"Verne's fantastic stories gave us something to dream about: the future", said Robert Laine, ESA's ATV Project Manager, at the ceremony. "We at ESA are making the future become today's reality with our space freighter for the International Space Station", he added.
The Jules Verne, Europe's new multifunctional spacecraft designed to supply the International Space Station, was on view in fully stacked pre-launch configuration, at ESA's Research and Technology Centre, ESTEC (NL) on 9 April.
The International Space Station requires regular deliveries of equipment for scientific and commercial utilisation, fuel to raise its altitude, spare parts, and food, air and water for its permanent crew.
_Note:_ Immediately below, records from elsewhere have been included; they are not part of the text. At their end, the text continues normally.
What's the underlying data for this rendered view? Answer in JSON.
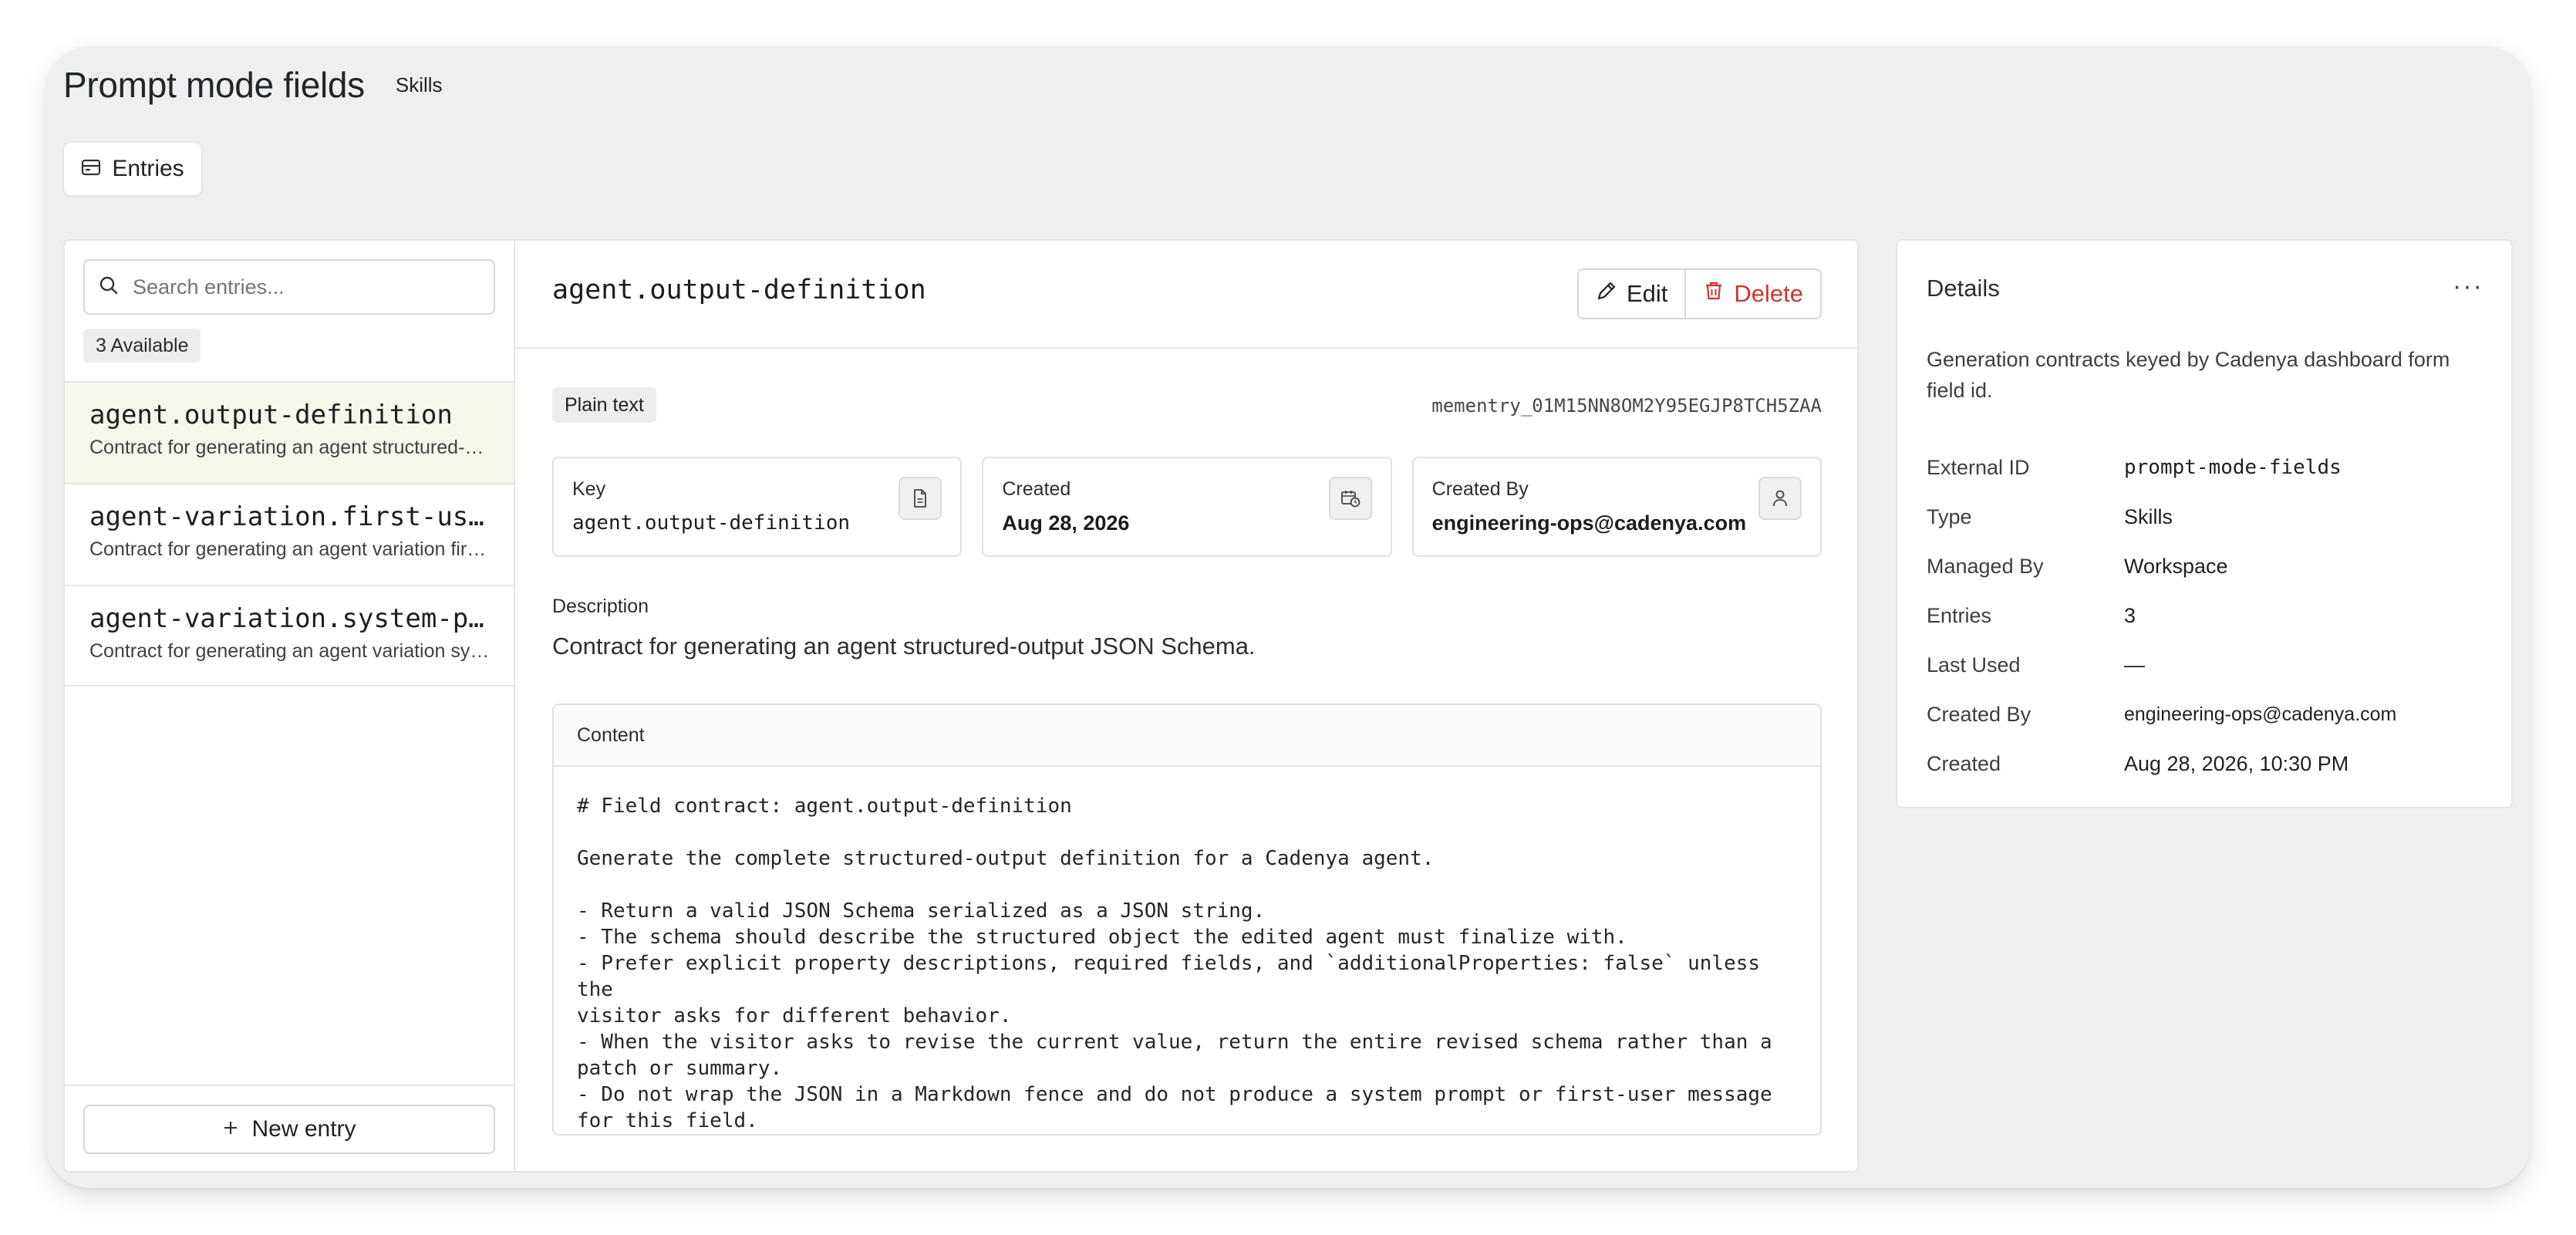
{
  "header": {
    "title": "Prompt mode fields",
    "kind": "Skills"
  },
  "tabs": [
    {
      "label": "Entries",
      "icon": "card-icon"
    }
  ],
  "sidebar": {
    "search_placeholder": "Search entries...",
    "available_badge": "3 Available",
    "items": [
      {
        "key": "agent.output-definition",
        "description": "Contract for generating an agent structured-output JSON Schema.",
        "selected": true
      },
      {
        "key": "agent-variation.first-user-message",
        "description": "Contract for generating an agent variation first-user message.",
        "selected": false
      },
      {
        "key": "agent-variation.system-prompt",
        "description": "Contract for generating an agent variation system prompt.",
        "selected": false
      }
    ],
    "new_entry_label": "New entry"
  },
  "entry": {
    "title": "agent.output-definition",
    "edit_label": "Edit",
    "delete_label": "Delete",
    "format_badge": "Plain text",
    "id": "mementry_01M15NN8OM2Y95EGJP8TCH5ZAA",
    "cards": {
      "key": {
        "label": "Key",
        "value": "agent.output-definition",
        "icon": "document-icon"
      },
      "created": {
        "label": "Created",
        "value": "Aug 28, 2026",
        "icon": "calendar-clock-icon"
      },
      "created_by": {
        "label": "Created By",
        "value": "engineering-ops@cadenya.com",
        "icon": "user-icon"
      }
    },
    "description_label": "Description",
    "description": "Contract for generating an agent structured-output JSON Schema.",
    "content_label": "Content",
    "content": "# Field contract: agent.output-definition\n\nGenerate the complete structured-output definition for a Cadenya agent.\n\n- Return a valid JSON Schema serialized as a JSON string.\n- The schema should describe the structured object the edited agent must finalize with.\n- Prefer explicit property descriptions, required fields, and `additionalProperties: false` unless the\nvisitor asks for different behavior.\n- When the visitor asks to revise the current value, return the entire revised schema rather than a\npatch or summary.\n- Do not wrap the JSON in a Markdown fence and do not produce a system prompt or first-user message\nfor this field."
  },
  "details": {
    "title": "Details",
    "more_label": "···",
    "description": "Generation contracts keyed by Cadenya dashboard form field id.",
    "rows": {
      "external_id": {
        "label": "External ID",
        "value": "prompt-mode-fields"
      },
      "type": {
        "label": "Type",
        "value": "Skills"
      },
      "managed_by": {
        "label": "Managed By",
        "value": "Workspace"
      },
      "entries": {
        "label": "Entries",
        "value": "3"
      },
      "last_used": {
        "label": "Last Used",
        "value": "—"
      },
      "created_by": {
        "label": "Created By",
        "value": "engineering-ops@cadenya.com"
      },
      "created": {
        "label": "Created",
        "value": "Aug 28, 2026, 10:30 PM"
      }
    }
  },
  "colors": {
    "accent_selected_bg": "#f4f8ea",
    "danger": "#d0342c",
    "app_bg": "#eef0f0"
  }
}
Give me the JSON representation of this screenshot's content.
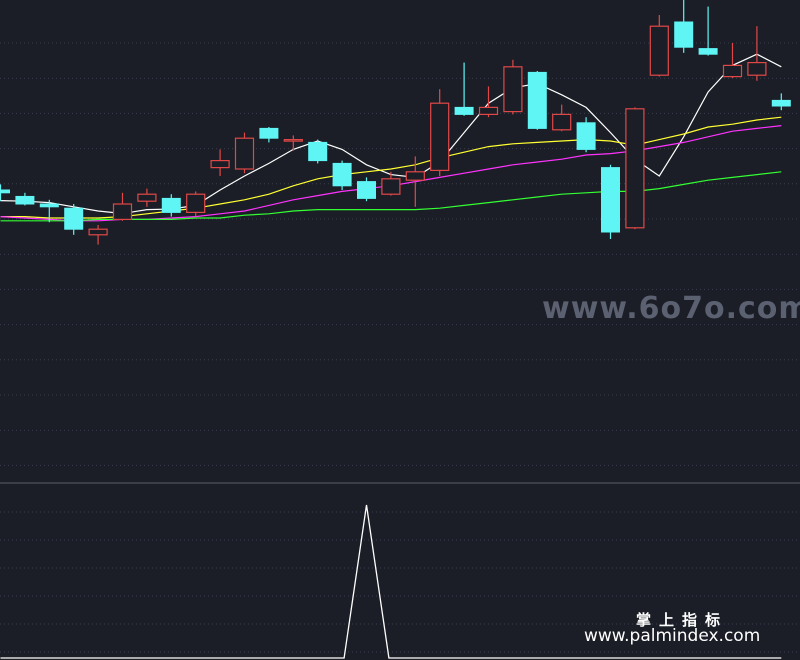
{
  "colors": {
    "background": "#1b1e26",
    "grid": "#3a3f4d",
    "panel_divider": "#5a5f6b",
    "up_candle": "#e04848",
    "down_candle": "#5ff5f5",
    "ma5": "#ffffff",
    "ma10": "#ffff33",
    "ma20": "#ff33ff",
    "ma60": "#33ff33",
    "indicator": "#ffffff"
  },
  "watermarks": {
    "center": "www.6o7o.com",
    "title": "掌上指标",
    "url": "www.palmindex.com"
  },
  "chart_data": [
    {
      "type": "candlestick",
      "panel": "price",
      "grid": true,
      "ylim": [
        0,
        100
      ],
      "candles": [
        {
          "o": 50.0,
          "c": 49.0,
          "h": 52.0,
          "l": 46.0
        },
        {
          "o": 47.7,
          "c": 45.0,
          "h": 49.0,
          "l": 44.5
        },
        {
          "o": 45.0,
          "c": 44.0,
          "h": 46.5,
          "l": 38.5
        },
        {
          "o": 43.5,
          "c": 36.0,
          "h": 45.0,
          "l": 34.0
        },
        {
          "o": 34.0,
          "c": 36.0,
          "h": 37.5,
          "l": 30.5
        },
        {
          "o": 39.5,
          "c": 45.0,
          "h": 49.0,
          "l": 39.0
        },
        {
          "o": 46.0,
          "c": 48.5,
          "h": 50.5,
          "l": 44.0
        },
        {
          "o": 47.0,
          "c": 42.0,
          "h": 48.5,
          "l": 40.5
        },
        {
          "o": 42.0,
          "c": 48.5,
          "h": 49.5,
          "l": 40.5
        },
        {
          "o": 58.0,
          "c": 60.5,
          "h": 64.5,
          "l": 55.0
        },
        {
          "o": 57.5,
          "c": 68.5,
          "h": 70.5,
          "l": 56.0
        },
        {
          "o": 72.0,
          "c": 68.5,
          "h": 72.5,
          "l": 67.0
        },
        {
          "o": 67.5,
          "c": 68.0,
          "h": 69.5,
          "l": 64.0
        },
        {
          "o": 67.0,
          "c": 60.5,
          "h": 68.0,
          "l": 59.5
        },
        {
          "o": 59.5,
          "c": 51.5,
          "h": 60.5,
          "l": 50.0
        },
        {
          "o": 53.0,
          "c": 47.0,
          "h": 54.5,
          "l": 46.0
        },
        {
          "o": 48.5,
          "c": 54.0,
          "h": 56.5,
          "l": 48.0
        },
        {
          "o": 53.5,
          "c": 56.5,
          "h": 62.0,
          "l": 44.0
        },
        {
          "o": 57.0,
          "c": 81.0,
          "h": 86.0,
          "l": 55.0
        },
        {
          "o": 79.5,
          "c": 77.0,
          "h": 95.5,
          "l": 76.5
        },
        {
          "o": 77.0,
          "c": 79.5,
          "h": 87.0,
          "l": 76.0
        },
        {
          "o": 78.0,
          "c": 94.0,
          "h": 96.5,
          "l": 77.0
        },
        {
          "o": 92.0,
          "c": 72.0,
          "h": 92.5,
          "l": 71.5
        },
        {
          "o": 71.5,
          "c": 77.0,
          "h": 80.5,
          "l": 71.0
        },
        {
          "o": 74.0,
          "c": 64.5,
          "h": 76.0,
          "l": 63.5
        },
        {
          "o": 58.0,
          "c": 35.0,
          "h": 59.0,
          "l": 32.5
        },
        {
          "o": 36.5,
          "c": 79.0,
          "h": 79.5,
          "l": 36.0
        },
        {
          "o": 91.0,
          "c": 108.5,
          "h": 112.5,
          "l": 90.5
        },
        {
          "o": 110.0,
          "c": 101.0,
          "h": 119.0,
          "l": 99.0
        },
        {
          "o": 100.5,
          "c": 98.5,
          "h": 115.5,
          "l": 98.0
        },
        {
          "o": 90.5,
          "c": 94.5,
          "h": 102.5,
          "l": 90.0
        },
        {
          "o": 91.0,
          "c": 95.5,
          "h": 108.5,
          "l": 89.0
        },
        {
          "o": 82.0,
          "c": 80.0,
          "h": 84.5,
          "l": 78.5
        }
      ],
      "series": [
        {
          "values": [
            46.2,
            46.0,
            45.5,
            44.0,
            42.5,
            41.6,
            43.0,
            43.2,
            44.5,
            50.0,
            55.0,
            59.5,
            64.5,
            67.5,
            64.5,
            59.0,
            55.5,
            54.5,
            60.0,
            70.5,
            81.0,
            86.5,
            88.0,
            84.0,
            79.5,
            70.5,
            61.0,
            55.0,
            69.0,
            85.0,
            94.5,
            98.5,
            94.0
          ]
        },
        {
          "values": [
            40.5,
            40.5,
            40.0,
            40.0,
            40.0,
            40.5,
            41.5,
            42.5,
            43.5,
            45.0,
            46.5,
            48.5,
            51.5,
            54.0,
            55.5,
            56.5,
            57.5,
            59.0,
            61.5,
            63.5,
            65.5,
            66.5,
            67.0,
            67.5,
            68.0,
            67.5,
            66.0,
            68.0,
            70.0,
            72.5,
            73.5,
            75.0,
            76.0
          ]
        },
        {
          "values": [
            40.5,
            40.0,
            39.5,
            39.0,
            39.0,
            39.5,
            39.5,
            40.0,
            40.5,
            41.5,
            42.5,
            44.5,
            46.5,
            48.0,
            49.5,
            50.5,
            51.5,
            53.0,
            54.5,
            56.0,
            57.5,
            59.0,
            60.0,
            61.0,
            62.5,
            63.0,
            64.0,
            65.5,
            67.0,
            69.0,
            71.0,
            72.0,
            73.0
          ]
        },
        {
          "values": [
            39.0,
            39.0,
            39.0,
            39.0,
            39.5,
            39.5,
            39.5,
            39.5,
            40.0,
            40.0,
            41.0,
            41.5,
            42.5,
            43.0,
            43.0,
            43.0,
            43.0,
            43.0,
            43.5,
            44.5,
            45.5,
            46.5,
            47.5,
            48.5,
            49.0,
            49.5,
            49.5,
            50.5,
            52.0,
            53.5,
            54.5,
            55.5,
            56.5
          ]
        }
      ]
    },
    {
      "type": "line",
      "panel": "indicator",
      "grid": true,
      "ylim": [
        0,
        1
      ],
      "series": [
        {
          "values": [
            0,
            0,
            0,
            0,
            0,
            0,
            0,
            0,
            0,
            0,
            0,
            0,
            0,
            0,
            0,
            1,
            0,
            0,
            0,
            0,
            0,
            0,
            0,
            0,
            0,
            0,
            0,
            0,
            0,
            0,
            0,
            0,
            0
          ]
        }
      ]
    }
  ]
}
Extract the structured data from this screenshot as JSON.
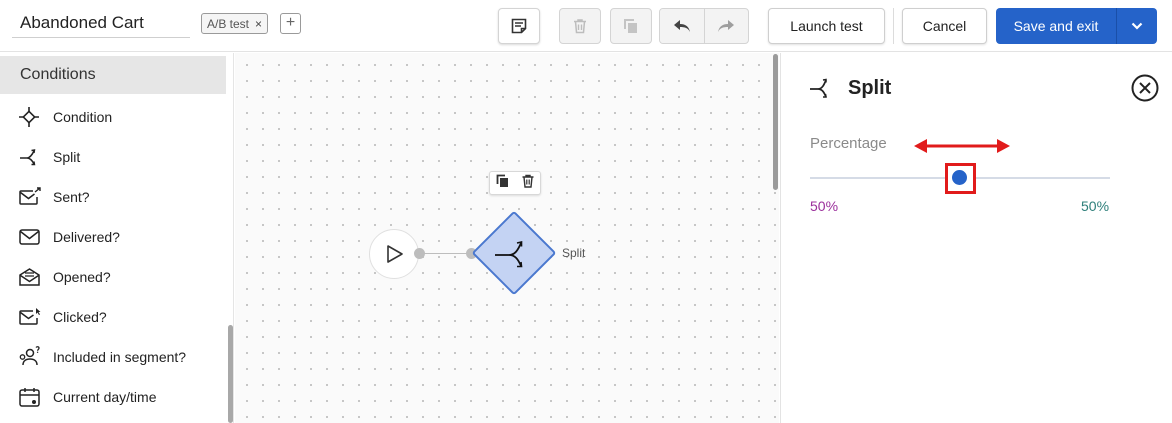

From the first operational flight of the ATV in 2007, Europe's most challenging spacecraft will play a vital role in station servicing.
Depending on the operational lifetime of the Space Station, ESA will build at least 7 ATVs. The project involves 30 companies from ten European countries under the prime contractorship of EADS Launch Vehicles (France), which is also overseeing 8 companies from Russia and the United States participating in the development of the spacecraft.